## Required action:
The records below need to be set down again exactly; their images stay out.

[Source records]
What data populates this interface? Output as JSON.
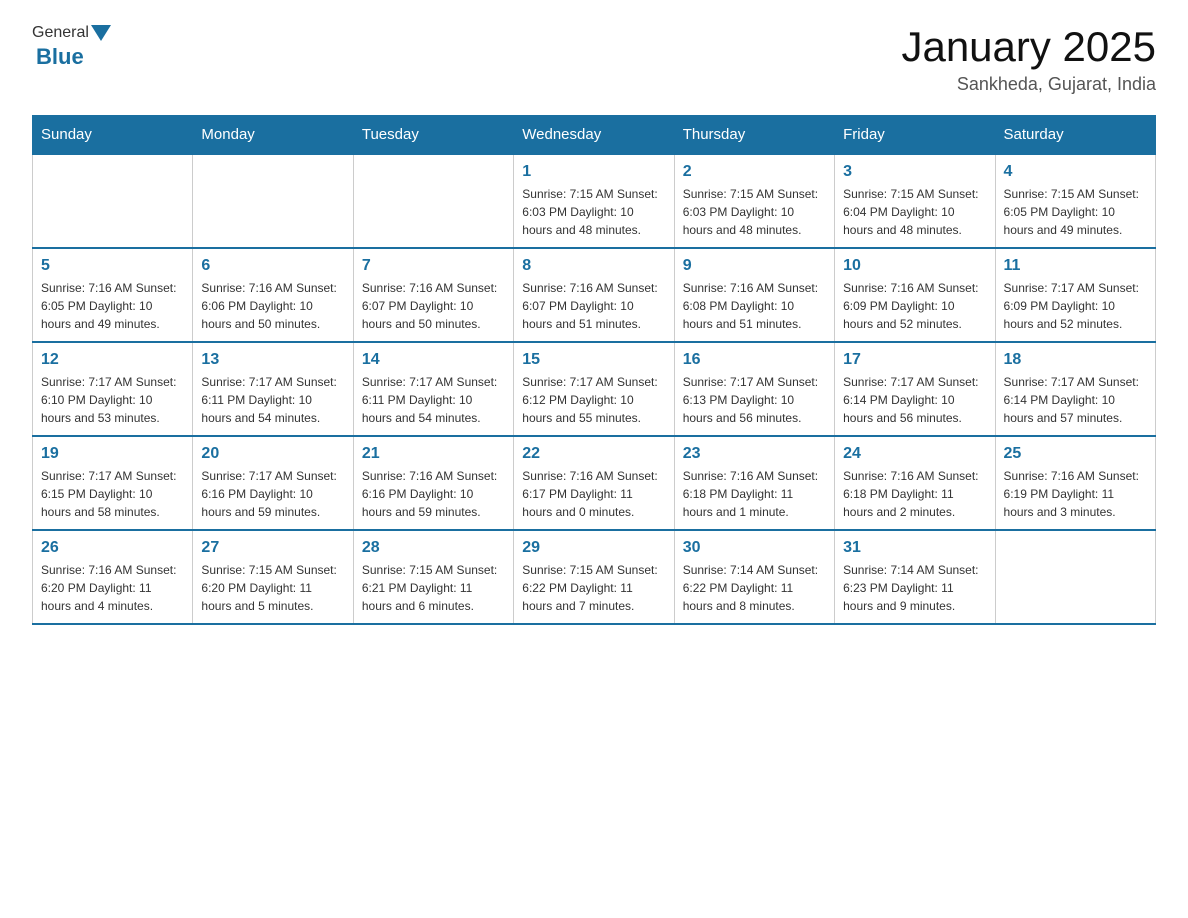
{
  "header": {
    "logo_text_general": "General",
    "logo_text_blue": "Blue",
    "month_title": "January 2025",
    "location": "Sankheda, Gujarat, India"
  },
  "days_of_week": [
    "Sunday",
    "Monday",
    "Tuesday",
    "Wednesday",
    "Thursday",
    "Friday",
    "Saturday"
  ],
  "weeks": [
    [
      {
        "day": "",
        "info": ""
      },
      {
        "day": "",
        "info": ""
      },
      {
        "day": "",
        "info": ""
      },
      {
        "day": "1",
        "info": "Sunrise: 7:15 AM\nSunset: 6:03 PM\nDaylight: 10 hours\nand 48 minutes."
      },
      {
        "day": "2",
        "info": "Sunrise: 7:15 AM\nSunset: 6:03 PM\nDaylight: 10 hours\nand 48 minutes."
      },
      {
        "day": "3",
        "info": "Sunrise: 7:15 AM\nSunset: 6:04 PM\nDaylight: 10 hours\nand 48 minutes."
      },
      {
        "day": "4",
        "info": "Sunrise: 7:15 AM\nSunset: 6:05 PM\nDaylight: 10 hours\nand 49 minutes."
      }
    ],
    [
      {
        "day": "5",
        "info": "Sunrise: 7:16 AM\nSunset: 6:05 PM\nDaylight: 10 hours\nand 49 minutes."
      },
      {
        "day": "6",
        "info": "Sunrise: 7:16 AM\nSunset: 6:06 PM\nDaylight: 10 hours\nand 50 minutes."
      },
      {
        "day": "7",
        "info": "Sunrise: 7:16 AM\nSunset: 6:07 PM\nDaylight: 10 hours\nand 50 minutes."
      },
      {
        "day": "8",
        "info": "Sunrise: 7:16 AM\nSunset: 6:07 PM\nDaylight: 10 hours\nand 51 minutes."
      },
      {
        "day": "9",
        "info": "Sunrise: 7:16 AM\nSunset: 6:08 PM\nDaylight: 10 hours\nand 51 minutes."
      },
      {
        "day": "10",
        "info": "Sunrise: 7:16 AM\nSunset: 6:09 PM\nDaylight: 10 hours\nand 52 minutes."
      },
      {
        "day": "11",
        "info": "Sunrise: 7:17 AM\nSunset: 6:09 PM\nDaylight: 10 hours\nand 52 minutes."
      }
    ],
    [
      {
        "day": "12",
        "info": "Sunrise: 7:17 AM\nSunset: 6:10 PM\nDaylight: 10 hours\nand 53 minutes."
      },
      {
        "day": "13",
        "info": "Sunrise: 7:17 AM\nSunset: 6:11 PM\nDaylight: 10 hours\nand 54 minutes."
      },
      {
        "day": "14",
        "info": "Sunrise: 7:17 AM\nSunset: 6:11 PM\nDaylight: 10 hours\nand 54 minutes."
      },
      {
        "day": "15",
        "info": "Sunrise: 7:17 AM\nSunset: 6:12 PM\nDaylight: 10 hours\nand 55 minutes."
      },
      {
        "day": "16",
        "info": "Sunrise: 7:17 AM\nSunset: 6:13 PM\nDaylight: 10 hours\nand 56 minutes."
      },
      {
        "day": "17",
        "info": "Sunrise: 7:17 AM\nSunset: 6:14 PM\nDaylight: 10 hours\nand 56 minutes."
      },
      {
        "day": "18",
        "info": "Sunrise: 7:17 AM\nSunset: 6:14 PM\nDaylight: 10 hours\nand 57 minutes."
      }
    ],
    [
      {
        "day": "19",
        "info": "Sunrise: 7:17 AM\nSunset: 6:15 PM\nDaylight: 10 hours\nand 58 minutes."
      },
      {
        "day": "20",
        "info": "Sunrise: 7:17 AM\nSunset: 6:16 PM\nDaylight: 10 hours\nand 59 minutes."
      },
      {
        "day": "21",
        "info": "Sunrise: 7:16 AM\nSunset: 6:16 PM\nDaylight: 10 hours\nand 59 minutes."
      },
      {
        "day": "22",
        "info": "Sunrise: 7:16 AM\nSunset: 6:17 PM\nDaylight: 11 hours\nand 0 minutes."
      },
      {
        "day": "23",
        "info": "Sunrise: 7:16 AM\nSunset: 6:18 PM\nDaylight: 11 hours\nand 1 minute."
      },
      {
        "day": "24",
        "info": "Sunrise: 7:16 AM\nSunset: 6:18 PM\nDaylight: 11 hours\nand 2 minutes."
      },
      {
        "day": "25",
        "info": "Sunrise: 7:16 AM\nSunset: 6:19 PM\nDaylight: 11 hours\nand 3 minutes."
      }
    ],
    [
      {
        "day": "26",
        "info": "Sunrise: 7:16 AM\nSunset: 6:20 PM\nDaylight: 11 hours\nand 4 minutes."
      },
      {
        "day": "27",
        "info": "Sunrise: 7:15 AM\nSunset: 6:20 PM\nDaylight: 11 hours\nand 5 minutes."
      },
      {
        "day": "28",
        "info": "Sunrise: 7:15 AM\nSunset: 6:21 PM\nDaylight: 11 hours\nand 6 minutes."
      },
      {
        "day": "29",
        "info": "Sunrise: 7:15 AM\nSunset: 6:22 PM\nDaylight: 11 hours\nand 7 minutes."
      },
      {
        "day": "30",
        "info": "Sunrise: 7:14 AM\nSunset: 6:22 PM\nDaylight: 11 hours\nand 8 minutes."
      },
      {
        "day": "31",
        "info": "Sunrise: 7:14 AM\nSunset: 6:23 PM\nDaylight: 11 hours\nand 9 minutes."
      },
      {
        "day": "",
        "info": ""
      }
    ]
  ]
}
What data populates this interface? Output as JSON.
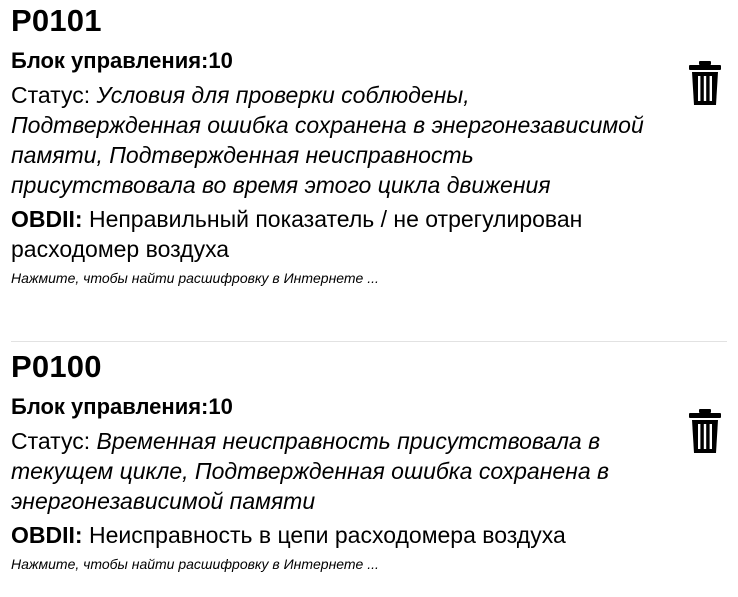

## Exercise output:
What data populates this interface? Output as JSON.
{
  "header": {
    "logo_text_general": "General",
    "logo_text_blue": "Blue",
    "month_title": "January 2025",
    "location": "Sankheda, Gujarat, India"
  },
  "days_of_week": [
    "Sunday",
    "Monday",
    "Tuesday",
    "Wednesday",
    "Thursday",
    "Friday",
    "Saturday"
  ],
  "weeks": [
    [
      {
        "day": "",
        "info": ""
      },
      {
        "day": "",
        "info": ""
      },
      {
        "day": "",
        "info": ""
      },
      {
        "day": "1",
        "info": "Sunrise: 7:15 AM\nSunset: 6:03 PM\nDaylight: 10 hours\nand 48 minutes."
      },
      {
        "day": "2",
        "info": "Sunrise: 7:15 AM\nSunset: 6:03 PM\nDaylight: 10 hours\nand 48 minutes."
      },
      {
        "day": "3",
        "info": "Sunrise: 7:15 AM\nSunset: 6:04 PM\nDaylight: 10 hours\nand 48 minutes."
      },
      {
        "day": "4",
        "info": "Sunrise: 7:15 AM\nSunset: 6:05 PM\nDaylight: 10 hours\nand 49 minutes."
      }
    ],
    [
      {
        "day": "5",
        "info": "Sunrise: 7:16 AM\nSunset: 6:05 PM\nDaylight: 10 hours\nand 49 minutes."
      },
      {
        "day": "6",
        "info": "Sunrise: 7:16 AM\nSunset: 6:06 PM\nDaylight: 10 hours\nand 50 minutes."
      },
      {
        "day": "7",
        "info": "Sunrise: 7:16 AM\nSunset: 6:07 PM\nDaylight: 10 hours\nand 50 minutes."
      },
      {
        "day": "8",
        "info": "Sunrise: 7:16 AM\nSunset: 6:07 PM\nDaylight: 10 hours\nand 51 minutes."
      },
      {
        "day": "9",
        "info": "Sunrise: 7:16 AM\nSunset: 6:08 PM\nDaylight: 10 hours\nand 51 minutes."
      },
      {
        "day": "10",
        "info": "Sunrise: 7:16 AM\nSunset: 6:09 PM\nDaylight: 10 hours\nand 52 minutes."
      },
      {
        "day": "11",
        "info": "Sunrise: 7:17 AM\nSunset: 6:09 PM\nDaylight: 10 hours\nand 52 minutes."
      }
    ],
    [
      {
        "day": "12",
        "info": "Sunrise: 7:17 AM\nSunset: 6:10 PM\nDaylight: 10 hours\nand 53 minutes."
      },
      {
        "day": "13",
        "info": "Sunrise: 7:17 AM\nSunset: 6:11 PM\nDaylight: 10 hours\nand 54 minutes."
      },
      {
        "day": "14",
        "info": "Sunrise: 7:17 AM\nSunset: 6:11 PM\nDaylight: 10 hours\nand 54 minutes."
      },
      {
        "day": "15",
        "info": "Sunrise: 7:17 AM\nSunset: 6:12 PM\nDaylight: 10 hours\nand 55 minutes."
      },
      {
        "day": "16",
        "info": "Sunrise: 7:17 AM\nSunset: 6:13 PM\nDaylight: 10 hours\nand 56 minutes."
      },
      {
        "day": "17",
        "info": "Sunrise: 7:17 AM\nSunset: 6:14 PM\nDaylight: 10 hours\nand 56 minutes."
      },
      {
        "day": "18",
        "info": "Sunrise: 7:17 AM\nSunset: 6:14 PM\nDaylight: 10 hours\nand 57 minutes."
      }
    ],
    [
      {
        "day": "19",
        "info": "Sunrise: 7:17 AM\nSunset: 6:15 PM\nDaylight: 10 hours\nand 58 minutes."
      },
      {
        "day": "20",
        "info": "Sunrise: 7:17 AM\nSunset: 6:16 PM\nDaylight: 10 hours\nand 59 minutes."
      },
      {
        "day": "21",
        "info": "Sunrise: 7:16 AM\nSunset: 6:16 PM\nDaylight: 10 hours\nand 59 minutes."
      },
      {
        "day": "22",
        "info": "Sunrise: 7:16 AM\nSunset: 6:17 PM\nDaylight: 11 hours\nand 0 minutes."
      },
      {
        "day": "23",
        "info": "Sunrise: 7:16 AM\nSunset: 6:18 PM\nDaylight: 11 hours\nand 1 minute."
      },
      {
        "day": "24",
        "info": "Sunrise: 7:16 AM\nSunset: 6:18 PM\nDaylight: 11 hours\nand 2 minutes."
      },
      {
        "day": "25",
        "info": "Sunrise: 7:16 AM\nSunset: 6:19 PM\nDaylight: 11 hours\nand 3 minutes."
      }
    ],
    [
      {
        "day": "26",
        "info": "Sunrise: 7:16 AM\nSunset: 6:20 PM\nDaylight: 11 hours\nand 4 minutes."
      },
      {
        "day": "27",
        "info": "Sunrise: 7:15 AM\nSunset: 6:20 PM\nDaylight: 11 hours\nand 5 minutes."
      },
      {
        "day": "28",
        "info": "Sunrise: 7:15 AM\nSunset: 6:21 PM\nDaylight: 11 hours\nand 6 minutes."
      },
      {
        "day": "29",
        "info": "Sunrise: 7:15 AM\nSunset: 6:22 PM\nDaylight: 11 hours\nand 7 minutes."
      },
      {
        "day": "30",
        "info": "Sunrise: 7:14 AM\nSunset: 6:22 PM\nDaylight: 11 hours\nand 8 minutes."
      },
      {
        "day": "31",
        "info": "Sunrise: 7:14 AM\nSunset: 6:23 PM\nDaylight: 11 hours\nand 9 minutes."
      },
      {
        "day": "",
        "info": ""
      }
    ]
  ]
}
What data populates this interface? Output as JSON.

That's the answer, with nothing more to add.